Before coming to Ireland I had done some research on the Abbey Theatre because of a presentation I am giving on Lady Gregory. Lady Gregory and Yeats were two of the founders of the Theatre. For some reason I thought that it would be a lot bigger since it is after all the national theater. I imagined it being more of the size of the Paramount in Seattle. Instead it only seats about 400 people. When we went to see Shush our seats were in the second and third rows of the theater. I thought it was amazing being so close to the action.

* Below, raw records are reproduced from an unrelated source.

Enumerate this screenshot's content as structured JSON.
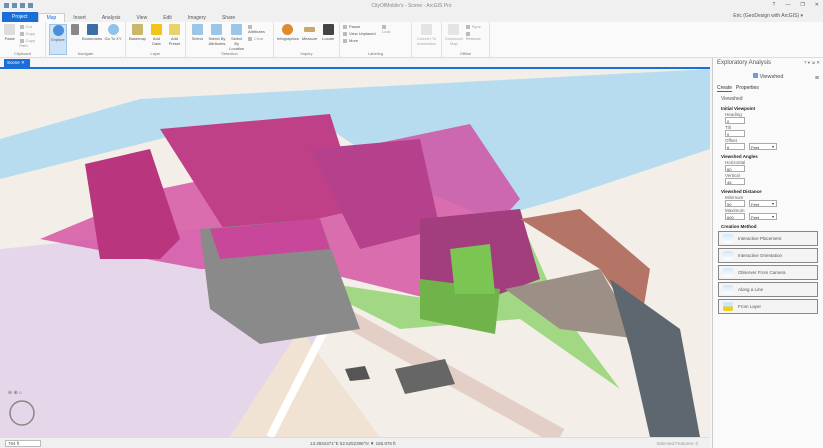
{
  "window": {
    "title": "CityOfMobile's - Scene - ArcGIS Pro",
    "help": "?",
    "minimize": "—",
    "restore": "❐",
    "close": "✕"
  },
  "user": "Eric (GeoDesign with ArcGIS) ▾",
  "tabs": [
    "Project",
    "Map",
    "Insert",
    "Analysis",
    "View",
    "Edit",
    "Imagery",
    "Share"
  ],
  "ribbon": {
    "clipboard": {
      "label": "Clipboard",
      "paste": "Paste",
      "cut": "Cut",
      "copy": "Copy",
      "copy_path": "Copy Path"
    },
    "navigate": {
      "label": "Navigate",
      "explore": "Explore",
      "bookmarks": "Bookmarks",
      "goto": "Go To XY"
    },
    "layer": {
      "label": "Layer",
      "basemap": "Basemap",
      "add_data": "Add Data",
      "add_preset": "Add Preset"
    },
    "selection": {
      "label": "Selection",
      "select": "Select",
      "by_attr": "Select By Attributes",
      "by_loc": "Select By Location",
      "attributes": "Attributes",
      "clear": "Clear"
    },
    "inquiry": {
      "label": "Inquiry",
      "infographics": "Infographics",
      "measure": "Measure",
      "locate": "Locate"
    },
    "labeling": {
      "label": "Labeling",
      "pause": "Pause",
      "lock": "Lock",
      "view_unplaced": "View Unplaced",
      "more": "More",
      "convert": "Convert To Annotation"
    },
    "offline": {
      "label": "Offline",
      "download": "Download Map",
      "sync": "Sync",
      "remove": "Remove"
    }
  },
  "view_tab": "Scene",
  "status": {
    "scale": "784 ft",
    "coords": "13.3934371°E 52.5252398°N ▼ 156.876 ft",
    "selected": "Selected Features: 0"
  },
  "panel": {
    "title": "Exploratory Analysis",
    "controls": "? ▾ ⇲ ✕",
    "tool": "Viewshed",
    "tabs": [
      "Create",
      "Properties"
    ],
    "section": "Viewshed",
    "initial": {
      "heading": "Initial Viewpoint",
      "heading_lbl": "Heading",
      "heading_val": "0",
      "tilt_lbl": "Tilt",
      "tilt_val": "0",
      "offset_lbl": "Offset",
      "offset_val": "6",
      "offset_unit": "Feet"
    },
    "angles": {
      "heading": "Viewshed Angles",
      "h_lbl": "Horizontal",
      "h_val": "60",
      "v_lbl": "Vertical",
      "v_val": "45"
    },
    "distance": {
      "heading": "Viewshed Distance",
      "min_lbl": "Minimum",
      "min_val": "50",
      "min_unit": "Feet",
      "max_lbl": "Maximum",
      "max_val": "600",
      "max_unit": "Feet"
    },
    "methods_heading": "Creation Method",
    "methods": [
      "Interactive Placement",
      "Interactive Orientation",
      "Observer From Camera",
      "Along a Line",
      "From Layer"
    ]
  },
  "colors": {
    "accent": "#1a6ed8",
    "visible": "#7fcf5a",
    "hidden": "#d2419a"
  }
}
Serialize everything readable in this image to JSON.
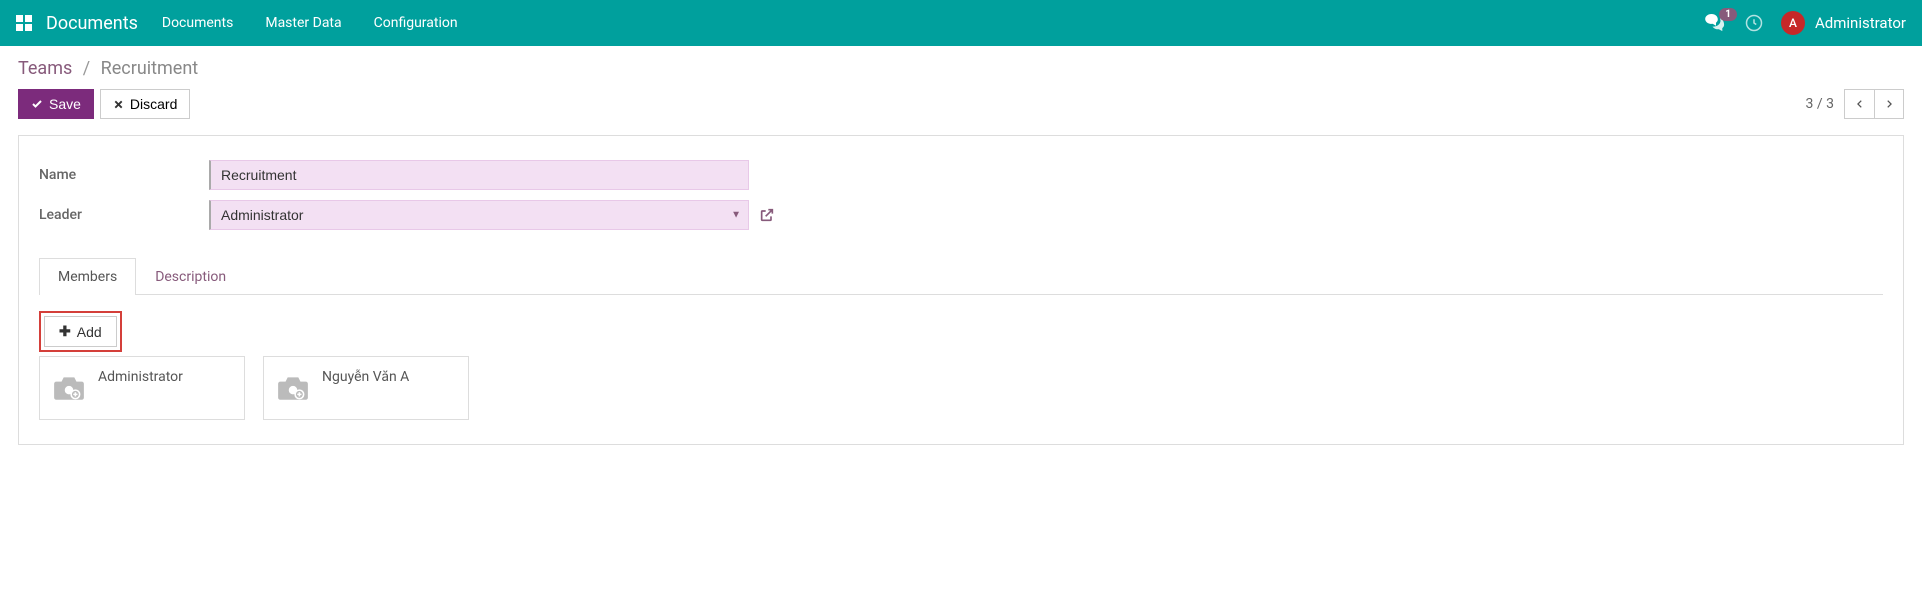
{
  "nav": {
    "brand": "Documents",
    "links": [
      "Documents",
      "Master Data",
      "Configuration"
    ],
    "badge_count": "1",
    "user_initial": "A",
    "username": "Administrator"
  },
  "breadcrumb": {
    "parent": "Teams",
    "current": "Recruitment"
  },
  "actions": {
    "save": "Save",
    "discard": "Discard"
  },
  "pager": {
    "text": "3 / 3"
  },
  "form": {
    "name_label": "Name",
    "name_value": "Recruitment",
    "leader_label": "Leader",
    "leader_value": "Administrator"
  },
  "tabs": {
    "members": "Members",
    "description": "Description"
  },
  "members": {
    "add_label": "Add",
    "cards": [
      {
        "name": "Administrator"
      },
      {
        "name": "Nguyễn Văn A"
      }
    ]
  }
}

Shush is a play that centers around the issue of divorce. This is a relatively new concept for the Irish because divorce was only legalized in 1996. The play is a comedy and it was quite funny, though there are jokes that someone who is an outsider to the culture couldn’t possibly understand. Several times I felt confused as to why other people were laughing. Strong Irish accents also made it so it wasn’t always simple to understand what the actresses were saying. Over all I greatly enjoyed the play.

Going to the Abbey Theatre made me feel as if I really got a glimpse into current Irish culture. I think the theater’s goals are worthy and that they are doing a great job of trying to present Ireland through plays. The history of the great Irish people who founded it and new cultural concepts merge here, creating an interesting contrast of past and present.


Cheers from Ireland!

Hey y’all!

I’m on my third day in Dublin and I’ve yet to introduce myself. My name is Beca Piña and I’m studying abroad in Ireland for about three weeks. Since being here I’ve met some interesting travelers. My first night I stayed in a hostel near Trinity College, at dinner I sat next to American travelers who had been in Ireland for several weeks. They recounted their stories involving the streets of Ireland and the glamour of backpacking through the countryside. Also at dinner I met three gentlemen from Belgium who were starting their journey across Ireland. We ended up playing a card game until midnight. Needless to say my stay at the hostel was great. The next morning I met a woman from Ballard who was staying in the same room as me, thus proving that we definitely live in a small world.

Later that morning I checked out of the hostel and into the dorms at Trinity College. I found some of my classmates who had just gotten off their planes, so we went wandering out to find something to do and a place to eat lunch. When it came time to meet up with the rest of our classmates under the Trinity Bell, we ventured out into the city again. However, this times we were being led by our professors as they showed us their favorite parts of the city. We walked through parks, through Grafton Street, all around Trinity College and by a lot of shops and eateries.

After the tour some of us went to eat at this restaurant named Nando’s. Where we spent a good portion of the evening laughing and getting to know one another. Later that evening we went to the student-run pub on campus just to hang out some more before calling it a night seeing as how classes were today. This morning we all met up to have class in our professor’s apartment on campus. It was a little unusual, but the vibe of a classroom was still there.

We headed over the National Library of Ireland and explored the Yeat’s exhibition. There were plenty of fun facts and nifty artifacts donated by his son and friends. I learned that Yeat’s was really into the supernatural and was really old when he got married. Basically it was a museum for literary nerds, and I was completely thrilled to learn that I may not have the worst handwriting ever.

Afterwards we went to this exhibit with some really fascinating pieces. I wanted to touch everything! I restrained myself because the prices on some of them were expensive. I fell in love with these giant shears and a tiny airplane. I wanted to take them home with me, but I don’t think I have enough room in my carry-on for them.


Well, until next time!